Unit economics is extremely critical to the survival of any business. I will attempt to keep this as simple as I can. I hope it passes the “Moms test”.
One of the biggest lies startups can ever tell themselves is, “we will lose a little money on every customer, but we will make it up in volumes”, it’s as good as pouring more water into a leaking bucket hoping it would hold, cos now we have poured a lot of water into it. If you are losing money at a smaller stage, it amplifies when you are bigger if the holes are not fixed.
Unit economics is the method used to determine whether a business model can be successful or profitable. It looks at the direct revenues and costs associated with that revenue acquisition.
2 questions at the core of understanding unit economics are:
i- How much does it cost to acquire a customer?
E.g. If Accounteer provides accounting services to companies on a subscription basis, let’s assume companies pay N10,000 annually for access to this service. Sounds good? But for them to get companies to pay N10,000, the companies need to have heard about them, so they do several ads on Facebook, Google, and maybe newspapers, they spent N250,000 doing all that. They got 20 companies from this exercise. In essence their CAC (customer acquisition cost) is N250,000/20 customers =N12,500.
ii- How much is a customer worth?
Here, there is a concept called LTV (lifetime value), simply put, it means how much you can make from that customer over the lifetime of their relationship with your product.
Bullshit Alert: Startups are usually quick to say the customer is going to use their product forever. That’s not true, as there would be competing options, the company might go out of business, or they build the same solution internally the list goes on and on.
So let’s assume each customer stays for 2 years here. So you make N10,000(annual subscription fee) x 2years= N20,000, whereas you spent N12,500 to acquire them. So in an actual sense, you are making N7,500 from the customer.
This is a simple way to understand Unit Economics. As long as the customer gives you more money than what you spent on getting that customer, you have a deal (LTV > CAC). If your CAC is higher than your LTV, that’s a death alert. You need to stop whatever you are doing and head for your war room and figure out a way to acquiring customers for cheaper or maybe charge customers more (this works if customers really want your product) or both.

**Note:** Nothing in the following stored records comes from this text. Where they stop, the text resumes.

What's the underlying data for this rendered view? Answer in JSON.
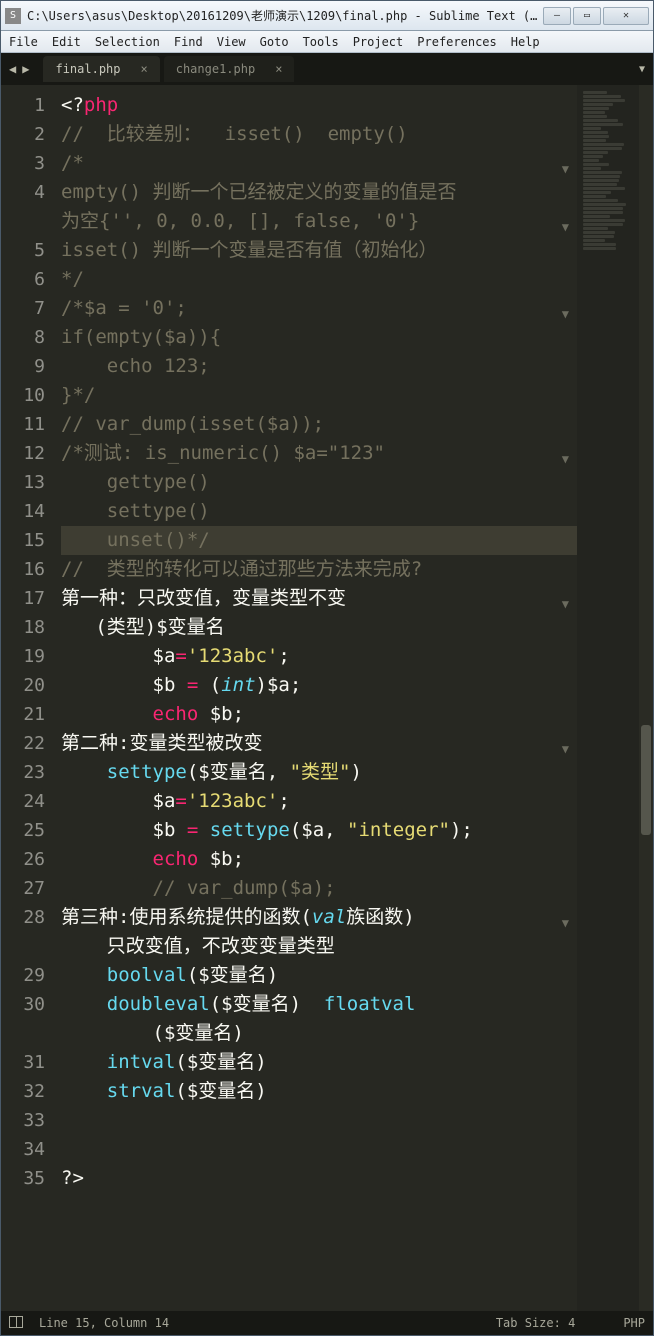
{
  "titlebar": {
    "path": "C:\\Users\\asus\\Desktop\\20161209\\老师演示\\1209\\final.php - Sublime Text (UNREGISTER..."
  },
  "menubar": [
    "File",
    "Edit",
    "Selection",
    "Find",
    "View",
    "Goto",
    "Tools",
    "Project",
    "Preferences",
    "Help"
  ],
  "tabs": [
    {
      "label": "final.php",
      "active": true
    },
    {
      "label": "change1.php",
      "active": false
    }
  ],
  "statusbar": {
    "left": "Line 15, Column 14",
    "tab": "Tab Size: 4",
    "lang": "PHP"
  },
  "code_lines": [
    {
      "n": 1,
      "fold": false,
      "tokens": [
        [
          "c-open",
          "<?"
        ],
        [
          "c-keyword",
          "php"
        ]
      ]
    },
    {
      "n": 2,
      "fold": false,
      "tokens": [
        [
          "c-comment",
          "//  比较差别：  isset()  empty()"
        ]
      ]
    },
    {
      "n": 3,
      "fold": true,
      "tokens": [
        [
          "c-comment",
          "/*"
        ]
      ]
    },
    {
      "n": 4,
      "fold": false,
      "tokens": [
        [
          "c-comment",
          "empty() 判断一个已经被定义的变量的值是否"
        ]
      ]
    },
    {
      "n": "",
      "fold": true,
      "wrap": true,
      "tokens": [
        [
          "c-comment",
          "为空{'', 0, 0.0, [], false, '0'}"
        ]
      ]
    },
    {
      "n": 5,
      "fold": false,
      "tokens": [
        [
          "c-comment",
          "isset() 判断一个变量是否有值（初始化）"
        ]
      ]
    },
    {
      "n": 6,
      "fold": false,
      "tokens": [
        [
          "c-comment",
          "*/"
        ]
      ]
    },
    {
      "n": 7,
      "fold": true,
      "tokens": [
        [
          "c-comment",
          "/*$a = '0';"
        ]
      ]
    },
    {
      "n": 8,
      "fold": false,
      "tokens": [
        [
          "c-comment",
          "if(empty($a)){"
        ]
      ]
    },
    {
      "n": 9,
      "fold": false,
      "tokens": [
        [
          "c-comment",
          "    echo 123;"
        ]
      ]
    },
    {
      "n": 10,
      "fold": false,
      "tokens": [
        [
          "c-comment",
          "}*/"
        ]
      ]
    },
    {
      "n": 11,
      "fold": false,
      "tokens": [
        [
          "c-comment",
          "// var_dump(isset($a));"
        ]
      ]
    },
    {
      "n": 12,
      "fold": true,
      "tokens": [
        [
          "c-comment",
          "/*测试: is_numeric() $a=\"123\""
        ]
      ]
    },
    {
      "n": 13,
      "fold": false,
      "tokens": [
        [
          "c-comment",
          "    gettype()"
        ]
      ]
    },
    {
      "n": 14,
      "fold": false,
      "tokens": [
        [
          "c-comment",
          "    settype()"
        ]
      ]
    },
    {
      "n": 15,
      "fold": false,
      "highlight": true,
      "tokens": [
        [
          "c-comment",
          "    unset()*/"
        ]
      ]
    },
    {
      "n": 16,
      "fold": false,
      "tokens": [
        [
          "c-comment",
          "//  类型的转化可以通过那些方法来完成?"
        ]
      ]
    },
    {
      "n": 17,
      "fold": true,
      "tokens": [
        [
          "c-var",
          "第一种：只改变值，变量类型不变"
        ]
      ]
    },
    {
      "n": 18,
      "fold": false,
      "tokens": [
        [
          "c-var",
          "   (类型)$变量名"
        ]
      ]
    },
    {
      "n": 19,
      "fold": false,
      "tokens": [
        [
          "c-var",
          "        $a"
        ],
        [
          "c-op",
          "="
        ],
        [
          "c-string",
          "'123abc'"
        ],
        [
          "c-var",
          ";"
        ]
      ]
    },
    {
      "n": 20,
      "fold": false,
      "tokens": [
        [
          "c-var",
          "        $b "
        ],
        [
          "c-op",
          "="
        ],
        [
          "c-var",
          " ("
        ],
        [
          "c-type",
          "int"
        ],
        [
          "c-var",
          ")$a;"
        ]
      ]
    },
    {
      "n": 21,
      "fold": false,
      "tokens": [
        [
          "c-var",
          "        "
        ],
        [
          "c-keyword",
          "echo"
        ],
        [
          "c-var",
          " $b;"
        ]
      ]
    },
    {
      "n": 22,
      "fold": true,
      "tokens": [
        [
          "c-var",
          "第二种:变量类型被改变"
        ]
      ]
    },
    {
      "n": 23,
      "fold": false,
      "tokens": [
        [
          "c-var",
          "    "
        ],
        [
          "c-func",
          "settype"
        ],
        [
          "c-var",
          "($变量名, "
        ],
        [
          "c-string",
          "\"类型\""
        ],
        [
          "c-var",
          ")"
        ]
      ]
    },
    {
      "n": 24,
      "fold": false,
      "tokens": [
        [
          "c-var",
          "        $a"
        ],
        [
          "c-op",
          "="
        ],
        [
          "c-string",
          "'123abc'"
        ],
        [
          "c-var",
          ";"
        ]
      ]
    },
    {
      "n": 25,
      "fold": false,
      "tokens": [
        [
          "c-var",
          "        $b "
        ],
        [
          "c-op",
          "="
        ],
        [
          "c-var",
          " "
        ],
        [
          "c-func",
          "settype"
        ],
        [
          "c-var",
          "($a, "
        ],
        [
          "c-string",
          "\"integer\""
        ],
        [
          "c-var",
          ");"
        ]
      ]
    },
    {
      "n": 26,
      "fold": false,
      "tokens": [
        [
          "c-var",
          "        "
        ],
        [
          "c-keyword",
          "echo"
        ],
        [
          "c-var",
          " $b;"
        ]
      ]
    },
    {
      "n": 27,
      "fold": false,
      "tokens": [
        [
          "c-var",
          "        "
        ],
        [
          "c-comment",
          "// var_dump($a);"
        ]
      ]
    },
    {
      "n": 28,
      "fold": true,
      "tokens": [
        [
          "c-var",
          "第三种:使用系统提供的函数("
        ],
        [
          "c-type",
          "val"
        ],
        [
          "c-var",
          "族函数)"
        ]
      ]
    },
    {
      "n": "",
      "fold": false,
      "wrap": true,
      "tokens": [
        [
          "c-var",
          "    只改变值，不改变变量类型"
        ]
      ]
    },
    {
      "n": 29,
      "fold": false,
      "tokens": [
        [
          "c-var",
          "    "
        ],
        [
          "c-func",
          "boolval"
        ],
        [
          "c-var",
          "($变量名)"
        ]
      ]
    },
    {
      "n": 30,
      "fold": false,
      "tokens": [
        [
          "c-var",
          "    "
        ],
        [
          "c-func",
          "doubleval"
        ],
        [
          "c-var",
          "($变量名)  "
        ],
        [
          "c-func",
          "floatval"
        ]
      ]
    },
    {
      "n": "",
      "fold": false,
      "wrap": true,
      "tokens": [
        [
          "c-var",
          "        ($变量名)"
        ]
      ]
    },
    {
      "n": 31,
      "fold": false,
      "tokens": [
        [
          "c-var",
          "    "
        ],
        [
          "c-func",
          "intval"
        ],
        [
          "c-var",
          "($变量名)"
        ]
      ]
    },
    {
      "n": 32,
      "fold": false,
      "tokens": [
        [
          "c-var",
          "    "
        ],
        [
          "c-func",
          "strval"
        ],
        [
          "c-var",
          "($变量名)"
        ]
      ]
    },
    {
      "n": 33,
      "fold": false,
      "tokens": [
        [
          "c-var",
          ""
        ]
      ]
    },
    {
      "n": 34,
      "fold": false,
      "tokens": [
        [
          "c-var",
          ""
        ]
      ]
    },
    {
      "n": 35,
      "fold": false,
      "tokens": [
        [
          "c-open",
          "?>"
        ]
      ]
    }
  ]
}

General advice, you should be making at least 3 times what it cost you to acquire a customer.